The California State Railroad Museum is one of the must-see stops in Old Sacramento—the most comprehensive collection of trains and related artifacts in North America. Visitors can board restored train cars, view exhibits, and even take a ride on a steam train. This is the site of the opening reception for Emerge on February 4.
The Sacramento History Museum has artifacts and exhibits related to the Gold Rush and other aspects of the city’s past. You can also purchase tickets at the museum to the Sacramento Underground Tour, an hour-long guided tour through the tunnels beneath the city. You can even pan for gold, for free, in front of the museum.
Or, you can drive about a half hour to Coloma and pan for gold in the American River at the Marshall Gold Discovery State Historic Park.
Sutter’s Fort State Historical Park, right in the center of midtown Sacramento, is named after Johann Sutter, the first man to settle in Sacramento in 1839. He built a large adobe fort that served as a trading post. Today, Sutter’s Fort gives visitors a glimpse of what life was like during the Gold Rush.
Other museums in Sacramento include The Big Four, commemorating the four founders of the transcontinental railroad; The California State Capitol Museum, The Disovery Museum Science and Space Center; and the The Crocker Art Museum—the first art museum in the western United States.
Did You Know?
Sacramento Mayor Kevin Johnson was an NBA star. The point guard played for the Cleveland Cavaliers and Phoenix Suns from 1987-2000 and was a three-time all-star. He was elected to his second term as mayor in 2012.
The Cathedral of the Blessed Sacramento, seat of the Roman Catholic Diocese of Sacramento, is an architectural marvel. It features a 217-foot tower and recently underwent a $20 million renovation. It is two blocks from convention center and is open for tours. St. Paul’s Episcopal Church, the first church in Sacramento, is adjacent to the convention center.
Mark Twain was a special news correspondent with the Sacramento Union Newspaper in 1866.
On a busy day during harvest season, over 12 million pounds of almonds are delivered for processing at the Blue Diamond plant in Sacramento.

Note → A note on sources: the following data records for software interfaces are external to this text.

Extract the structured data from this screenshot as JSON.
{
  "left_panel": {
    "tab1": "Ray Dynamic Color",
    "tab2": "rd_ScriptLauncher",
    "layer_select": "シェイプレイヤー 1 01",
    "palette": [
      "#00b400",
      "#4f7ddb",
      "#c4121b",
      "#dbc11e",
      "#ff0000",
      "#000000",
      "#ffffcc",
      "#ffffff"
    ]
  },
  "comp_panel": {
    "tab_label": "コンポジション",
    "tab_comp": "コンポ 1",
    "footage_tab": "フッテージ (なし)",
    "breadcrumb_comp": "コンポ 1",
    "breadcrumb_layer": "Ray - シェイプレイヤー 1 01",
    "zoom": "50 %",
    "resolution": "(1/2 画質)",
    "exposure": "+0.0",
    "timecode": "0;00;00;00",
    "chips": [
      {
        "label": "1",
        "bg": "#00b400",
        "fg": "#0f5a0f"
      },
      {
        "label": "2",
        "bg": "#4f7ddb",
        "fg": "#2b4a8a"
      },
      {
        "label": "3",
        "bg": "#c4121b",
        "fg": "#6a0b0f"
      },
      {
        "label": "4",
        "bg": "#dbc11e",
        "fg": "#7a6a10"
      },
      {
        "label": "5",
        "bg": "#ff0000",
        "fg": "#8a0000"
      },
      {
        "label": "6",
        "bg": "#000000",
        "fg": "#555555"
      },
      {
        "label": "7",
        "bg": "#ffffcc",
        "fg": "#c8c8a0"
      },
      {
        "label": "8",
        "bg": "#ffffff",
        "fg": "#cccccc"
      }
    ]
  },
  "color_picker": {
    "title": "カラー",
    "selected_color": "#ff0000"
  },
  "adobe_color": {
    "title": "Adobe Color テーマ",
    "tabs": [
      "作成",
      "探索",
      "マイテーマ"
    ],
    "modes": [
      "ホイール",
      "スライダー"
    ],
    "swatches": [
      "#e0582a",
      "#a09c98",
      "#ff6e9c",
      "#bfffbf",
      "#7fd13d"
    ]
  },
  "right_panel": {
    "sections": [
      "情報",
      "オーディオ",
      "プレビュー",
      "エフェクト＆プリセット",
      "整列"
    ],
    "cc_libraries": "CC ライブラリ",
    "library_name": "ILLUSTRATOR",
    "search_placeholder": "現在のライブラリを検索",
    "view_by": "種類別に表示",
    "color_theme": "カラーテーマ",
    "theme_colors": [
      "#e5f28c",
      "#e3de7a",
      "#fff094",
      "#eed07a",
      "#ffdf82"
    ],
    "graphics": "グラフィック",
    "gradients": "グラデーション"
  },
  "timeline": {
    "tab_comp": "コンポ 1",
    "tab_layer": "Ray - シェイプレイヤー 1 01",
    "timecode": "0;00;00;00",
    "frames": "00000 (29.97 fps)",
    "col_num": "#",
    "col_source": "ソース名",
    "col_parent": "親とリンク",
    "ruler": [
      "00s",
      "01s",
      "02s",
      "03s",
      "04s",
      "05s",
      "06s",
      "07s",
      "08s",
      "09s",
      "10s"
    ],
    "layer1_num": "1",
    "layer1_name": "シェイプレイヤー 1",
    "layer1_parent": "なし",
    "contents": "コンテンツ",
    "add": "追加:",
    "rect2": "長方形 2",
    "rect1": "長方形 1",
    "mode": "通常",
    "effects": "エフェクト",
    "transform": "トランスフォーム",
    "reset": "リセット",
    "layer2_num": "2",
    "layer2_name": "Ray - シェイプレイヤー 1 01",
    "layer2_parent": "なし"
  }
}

Sacramento was the terminus for the Pony Express mail delivery service in the mid 1860s. The 1,980-mile journey from St. Joseph, Mo., to Sacramento required 200 relay stations, 500 horses, and 80 riders to complete the ten-day service. There is a statue commemorating the Pony Express in Old Sacramento.
Movie star Mollie Ringwald was born in Sacramento.